Bounding with energy, Doyle leads us on a whirlwind tour of the nursery. Her relaxed black poodle, Charlie, accompanies us, sometimes stopping to nap in the shade while we explore plant tables and greenhouses.
Twenty-six greenhouses sit on a hillside, staffed by up to 45 employees in spring, fewer now in late summer. Workers are hand-watering and grooming the pots, and Doyle takes time to introduce each person and compliment them.
Even in August, color is everywhere. Red flowering maples (Abutilon “Voodoo”) and coleus in shades of gold, wine and green overflow generous bowls – these make exuberant splashes of color to keep a gardener happy through autumn. We stop to admire unusual annuals, sure to perk up the late-summer garden – vining “Sunspots” morning glory, loaded with tiny orange trumpets, and “Riverdene Gold” cigar plant, with golden leaves and profuse purple flowers.
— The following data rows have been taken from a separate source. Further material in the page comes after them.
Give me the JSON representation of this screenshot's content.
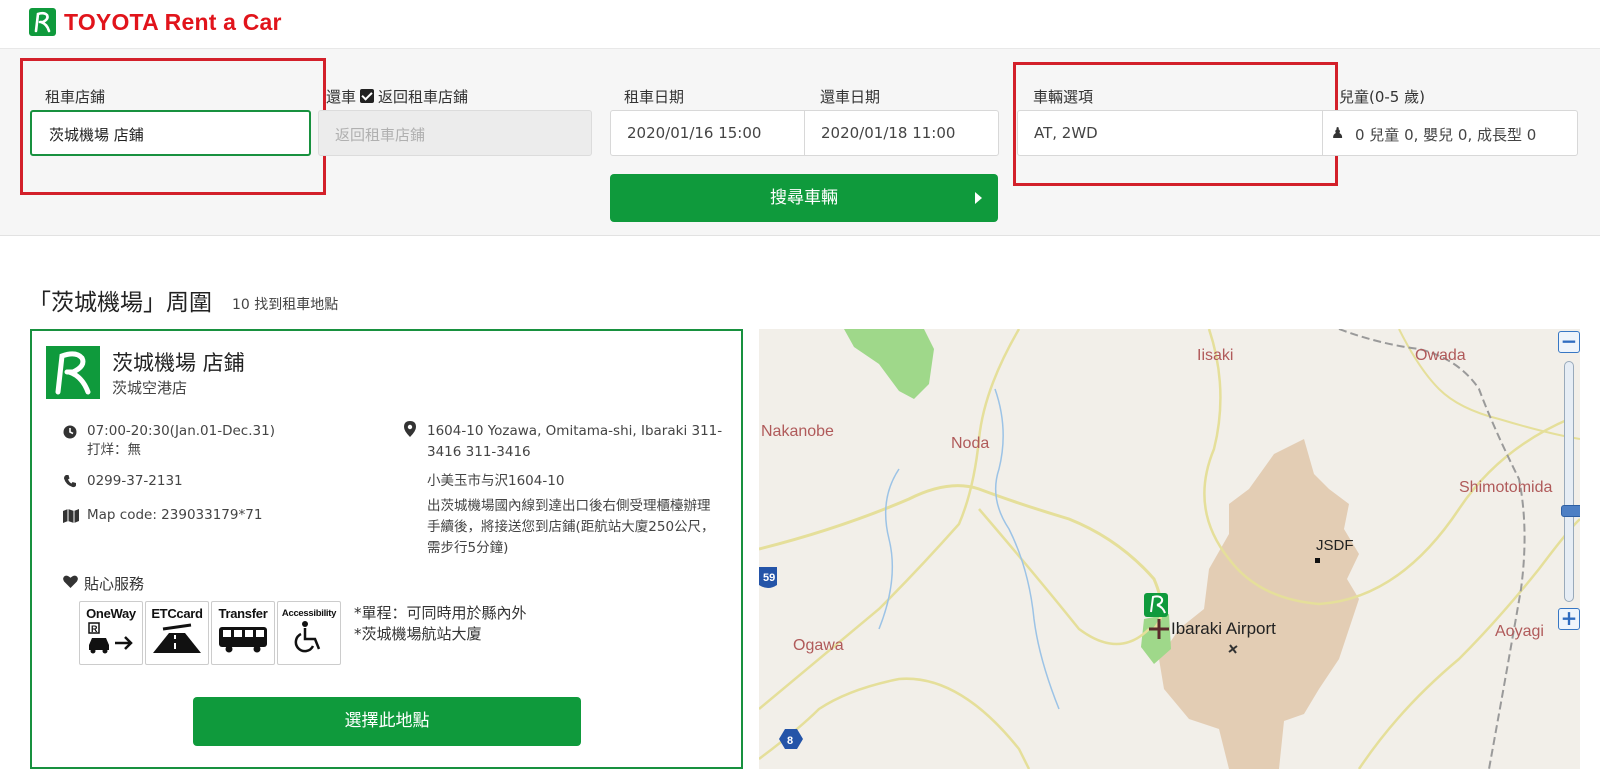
{
  "brand": {
    "name": "TOYOTA Rent a Car"
  },
  "search": {
    "pickup_label": "租車店鋪",
    "pickup_value": "茨城機場 店鋪",
    "return_label_prefix": "還車",
    "return_label": "返回租車店鋪",
    "return_checked": true,
    "return_placeholder": "返回租車店鋪",
    "pickup_date_label": "租車日期",
    "pickup_date_value": "2020/01/16 15:00",
    "return_date_label": "還車日期",
    "return_date_value": "2020/01/18 11:00",
    "vehicle_label": "車輛選項",
    "vehicle_value": "AT, 2WD",
    "child_label": "兒童(0-5 歲)",
    "child_value": "0 兒童 0, 嬰兒 0, 成長型 0",
    "search_button": "搜尋車輛"
  },
  "results": {
    "heading": "「茨城機場」周圍",
    "count": "10 找到租車地點"
  },
  "store": {
    "name": "茨城機場 店鋪",
    "subname": "茨城空港店",
    "hours": "07:00-20:30(Jan.01-Dec.31)",
    "closed": "打烊：無",
    "phone": "0299-37-2131",
    "map_code": "Map code: 239033179*71",
    "address": "1604-10 Yozawa, Omitama-shi, Ibaraki 311-3416 311-3416",
    "address_jp": "小美玉市与沢1604-10",
    "directions": "出茨城機場國內線到達出口後右側受理櫃檯辦理手續後，將接送您到店鋪(距航站大廈250公尺，需步行5分鐘)",
    "services_title": "貼心服務",
    "badges": [
      "OneWay",
      "ETCcard",
      "Transfer",
      "Accessibility"
    ],
    "note1": "*單程：可同時用於縣內外",
    "note2": "*茨城機場航站大廈",
    "select_button": "選擇此地點"
  },
  "map": {
    "places": [
      "Iisaki",
      "Owada",
      "Nakanobe",
      "Noda",
      "Shimotomida",
      "JSDF",
      "Ibaraki Airport",
      "Ogawa",
      "Aoyagi"
    ],
    "route_shields": [
      "59",
      "8"
    ]
  },
  "colors": {
    "brand_green": "#0f9a3c",
    "brand_red": "#e1141b",
    "highlight_red": "#d3202a"
  }
}
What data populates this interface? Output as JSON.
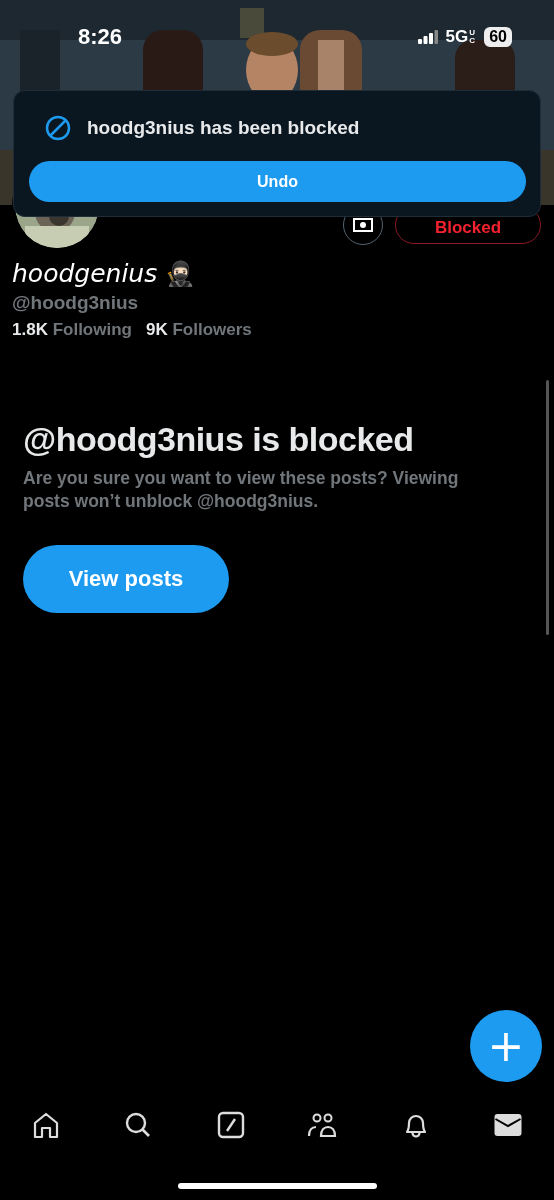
{
  "status_bar": {
    "time": "8:26",
    "network": "5G",
    "network_suffix": "UC",
    "battery": "60"
  },
  "toast": {
    "message": "hoodg3nius has been blocked",
    "action": "Undo"
  },
  "profile": {
    "display_name": "hoodgenius",
    "emoji": "🥷🏻",
    "handle": "@hoodg3nius",
    "following_count": "1.8K",
    "following_label": "Following",
    "followers_count": "9K",
    "followers_label": "Followers",
    "blocked_button": "Blocked"
  },
  "blocked_notice": {
    "title": "@hoodg3nius is blocked",
    "body": "Are you sure you want to view these posts? Viewing posts won’t unblock @hoodg3nius.",
    "button": "View posts"
  },
  "fab": {
    "label": "+"
  },
  "nav": [
    {
      "kind": "home",
      "selected": false
    },
    {
      "kind": "search",
      "selected": false
    },
    {
      "kind": "grok",
      "selected": false
    },
    {
      "kind": "communities",
      "selected": false
    },
    {
      "kind": "notifications",
      "selected": false
    },
    {
      "kind": "messages",
      "selected": true
    }
  ]
}
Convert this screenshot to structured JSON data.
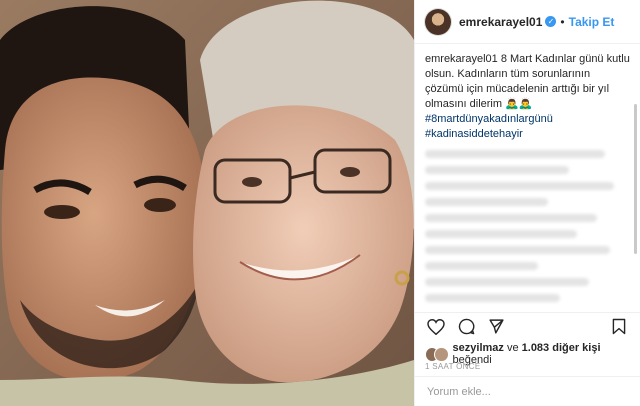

“The joy I have is in the hunt,” Doyle says.
In Holland, she found a gherkin that you can eat right off the vine. She offers us a taste of “Mexican Sour Gherkin” – it’s pleasantly tart, with no pickling required. The plant started the Believe It or Not vegetable project, which includes a variegated tomato and an asparagus pea.
Doyle shows us a selection of ornamental cucumbers, quirky little spiny and spiky fruit in assorted shapes – long, round and egg-shaped. You can use them in dried flower arrangements or in a bowl along with decorative gourds.
She discovered beautifully ruffled gray “Curly Sage” in Crete.
“It gets to be a hardy subshrub, about 3 feet tall and wide,” she says. “It’s good cut up and sautéed, to dress pasta.”
Near Pakistan she found a variety of cilantro that she recommends trying instead of basil for making pesto. In India, she came upon Tagetes minuta, a marigold that grows six feet tall, with feathery foliage and a lemony scent. It blooms from mid-September to November, its pale yellow and white flowers resembling statice. She also brought back a cornflower (Centaurea imperialis) with a chocolate aroma.
We make a short detour to visit the actual log house where employees are gathering for lunch. Tantalizing aromas fill the air. In the office tons of books line the walls, and Doyle mentions a favorite treasure, “The Vegetable Garden: Illustrations, Descriptions and Culture of the Garden Vegetables of Cold and Temperate Climates,” written by two women back in 1885 in London.
Tables are covered with plant labels, plant lists and educational posters that Log House Plants distributes to retail nurseries. One handout provides eight pesto recipes, using basil, sage, cilantro and capers.
Returning to the greenhouses, we check out ornamental peppers, good for filling gaps where vegetables have been harvested. “Black Pearl” flaunts dark foliage and red peppers; “Masquerade” has green leaves and purple fruit; “Explosive Ember” is a blend of red and yellow peppers against dark leaves.
Doyle also grows stevia, an annual herb that sweetens without the calories or adverse effects of sugar. She advises snipping off the stem tips to keep the plant stocky. You can put these tip cuts on a plate and store them somewhere dark and dry for about a week. Then crumble the leaves off the stems, put them in a bowl, pour boiling water over them and let them steep. Strain the liquid through a coffee filter, and refrigerate the syrup to use as a sweetener.
To learn more about Log House Plants’ unusual and useful offerings, find retail outlets and read about Doyle’s adventures with plants, visit its Web site, www.loghouseplants.com.